Going back to the airplane example, the reason that the takeoff angle is of minimal importance is because the “game” of getting across the country is non-zero-sum. But what if pilots were in a competition to see who could reach the final destination as quickly as possible with as few “turns” as possible? Then the takeoff angle matters a whole lot more. When the dynamic transforms to zero-sum, there’s a shift in the relative importance of speed and starting point.

Expected Value = Probability * Payoffs. When the payoffs of what you’re trying to accomplish are affected by others, timing matters. A lot. In zero-sum games, your biggest edge will come by getting in on the ground floor to limit competition.

In non-zero-sum games, timing doesn’t matter as much. The payoffs of eating healthy or working out or learning a new language aren’t affected by anyone else, and so you’ll achieve the greatest compounding returns by speeding up your learning process via rapid trial-and-error.

Are You Okay Looking Like a Fool?

The benefits of being early and working quickly are obvious. Being early is a sort of overarching multiplier on the value of future work, while quick iteration allows for a lower multiplier that gets repeated over time. The earlier you are, the higher the initial multiplier, and the faster you can iterate, the greater the repeated multiplier. Both lead to compounding returns.

So then why does everyone seem to shy away from things when they’re new and work so slowly even once they’re established? Because they’re scared.

Fear is an incredibly powerful motivator. Isn’t it amazing how many people shy away from buying Bitcoin at X price, for example, but are all-in at 2X? It’s scary to be on an island, and when you’re wrong, everyone knows it.

But you can’t really have extraordinary gains by doing things like others, so you have to get over the fear. The easiest way to do that is to provide yourself constant reminders that the payoffs are worth it.

To get in early, you need to find things before they’re popular. To iterate as fast as possible, you need to be okay failing repeatedly.

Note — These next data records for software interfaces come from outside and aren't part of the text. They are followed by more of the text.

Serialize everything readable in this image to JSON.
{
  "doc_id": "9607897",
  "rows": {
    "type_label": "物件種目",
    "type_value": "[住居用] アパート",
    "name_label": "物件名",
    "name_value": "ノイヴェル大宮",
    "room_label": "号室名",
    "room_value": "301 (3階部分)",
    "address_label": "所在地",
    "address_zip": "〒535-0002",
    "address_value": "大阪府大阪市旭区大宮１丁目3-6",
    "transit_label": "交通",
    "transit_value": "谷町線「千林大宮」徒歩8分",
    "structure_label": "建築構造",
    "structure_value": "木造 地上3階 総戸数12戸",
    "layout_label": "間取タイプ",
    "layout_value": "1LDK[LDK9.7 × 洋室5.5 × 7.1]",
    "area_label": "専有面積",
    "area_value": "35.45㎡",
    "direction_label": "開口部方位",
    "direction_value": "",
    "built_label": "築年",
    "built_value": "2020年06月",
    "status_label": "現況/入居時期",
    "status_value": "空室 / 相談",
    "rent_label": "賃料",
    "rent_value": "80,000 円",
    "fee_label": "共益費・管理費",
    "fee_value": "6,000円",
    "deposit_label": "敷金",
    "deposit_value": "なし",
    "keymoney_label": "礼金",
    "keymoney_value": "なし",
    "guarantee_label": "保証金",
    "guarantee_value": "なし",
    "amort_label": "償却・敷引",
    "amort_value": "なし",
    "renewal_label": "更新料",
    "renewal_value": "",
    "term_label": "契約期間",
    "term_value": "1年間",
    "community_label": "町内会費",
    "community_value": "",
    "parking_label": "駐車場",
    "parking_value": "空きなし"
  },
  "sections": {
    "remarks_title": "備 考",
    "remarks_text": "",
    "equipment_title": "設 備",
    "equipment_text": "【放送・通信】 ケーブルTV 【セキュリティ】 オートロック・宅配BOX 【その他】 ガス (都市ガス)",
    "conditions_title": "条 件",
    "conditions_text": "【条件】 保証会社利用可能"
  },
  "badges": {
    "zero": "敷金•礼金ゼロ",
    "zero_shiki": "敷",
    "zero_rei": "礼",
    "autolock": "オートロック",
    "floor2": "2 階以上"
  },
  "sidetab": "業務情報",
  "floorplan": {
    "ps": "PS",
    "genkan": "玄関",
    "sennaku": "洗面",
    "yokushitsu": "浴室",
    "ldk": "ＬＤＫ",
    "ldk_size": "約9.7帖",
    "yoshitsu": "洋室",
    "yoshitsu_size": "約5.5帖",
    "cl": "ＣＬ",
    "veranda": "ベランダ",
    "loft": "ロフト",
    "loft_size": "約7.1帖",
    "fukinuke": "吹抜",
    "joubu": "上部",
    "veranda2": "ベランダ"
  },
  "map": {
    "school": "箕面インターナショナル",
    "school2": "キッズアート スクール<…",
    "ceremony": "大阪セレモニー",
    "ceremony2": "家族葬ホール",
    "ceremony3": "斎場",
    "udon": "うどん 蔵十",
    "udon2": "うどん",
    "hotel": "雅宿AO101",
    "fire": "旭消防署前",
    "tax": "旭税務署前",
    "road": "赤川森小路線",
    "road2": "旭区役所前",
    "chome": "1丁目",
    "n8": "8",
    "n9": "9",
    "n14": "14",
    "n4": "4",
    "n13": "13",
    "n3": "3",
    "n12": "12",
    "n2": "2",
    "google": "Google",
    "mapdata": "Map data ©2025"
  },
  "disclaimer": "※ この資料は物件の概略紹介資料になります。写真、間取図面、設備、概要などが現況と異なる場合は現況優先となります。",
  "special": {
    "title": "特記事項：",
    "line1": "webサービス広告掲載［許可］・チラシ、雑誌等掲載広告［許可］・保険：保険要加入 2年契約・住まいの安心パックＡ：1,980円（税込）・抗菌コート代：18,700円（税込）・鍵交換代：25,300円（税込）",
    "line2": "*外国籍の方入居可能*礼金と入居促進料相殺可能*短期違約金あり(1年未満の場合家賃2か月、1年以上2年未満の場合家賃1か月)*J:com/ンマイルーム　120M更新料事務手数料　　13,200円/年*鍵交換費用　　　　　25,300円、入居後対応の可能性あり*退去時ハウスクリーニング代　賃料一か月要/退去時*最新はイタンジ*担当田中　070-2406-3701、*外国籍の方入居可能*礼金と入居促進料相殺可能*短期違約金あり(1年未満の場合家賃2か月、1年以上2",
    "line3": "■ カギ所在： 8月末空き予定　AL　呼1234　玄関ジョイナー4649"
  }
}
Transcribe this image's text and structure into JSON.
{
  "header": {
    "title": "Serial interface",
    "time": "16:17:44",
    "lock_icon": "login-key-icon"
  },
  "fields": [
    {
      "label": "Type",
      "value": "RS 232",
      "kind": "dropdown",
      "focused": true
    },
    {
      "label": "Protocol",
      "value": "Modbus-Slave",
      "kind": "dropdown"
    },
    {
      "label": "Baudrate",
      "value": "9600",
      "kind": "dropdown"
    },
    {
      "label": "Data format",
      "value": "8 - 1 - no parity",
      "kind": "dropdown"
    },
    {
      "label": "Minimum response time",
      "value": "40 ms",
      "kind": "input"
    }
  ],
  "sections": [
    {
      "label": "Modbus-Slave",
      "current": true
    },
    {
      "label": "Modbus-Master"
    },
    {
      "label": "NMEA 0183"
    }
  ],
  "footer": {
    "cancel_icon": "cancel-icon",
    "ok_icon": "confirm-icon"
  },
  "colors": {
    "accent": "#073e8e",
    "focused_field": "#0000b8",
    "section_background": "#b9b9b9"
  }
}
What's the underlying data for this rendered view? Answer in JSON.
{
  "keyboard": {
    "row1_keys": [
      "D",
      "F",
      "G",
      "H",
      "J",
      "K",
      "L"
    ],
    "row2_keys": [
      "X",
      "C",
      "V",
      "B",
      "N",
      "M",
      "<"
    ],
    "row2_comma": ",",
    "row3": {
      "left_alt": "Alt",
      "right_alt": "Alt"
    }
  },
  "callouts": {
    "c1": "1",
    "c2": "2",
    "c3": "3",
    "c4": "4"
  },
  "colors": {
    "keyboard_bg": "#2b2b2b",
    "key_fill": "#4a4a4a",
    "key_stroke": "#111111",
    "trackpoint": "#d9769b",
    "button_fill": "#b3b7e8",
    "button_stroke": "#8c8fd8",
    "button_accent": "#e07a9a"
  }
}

There’s no trial-and-error without error.

We don’t need fancy graphs to tell us what to do. Well, I do, but you probably don’t. All you need is a little courage to do things a little differently.

Once you accept failure as an inevitable outcome of pushing boundaries, you become free to do what you truly believe is best.

We have two lives, and the second begins when we realize we have one.

Lucky Maverick
Lucky Maverick: The Art and Science of Betting on Yourself
A podcast for independent thinkers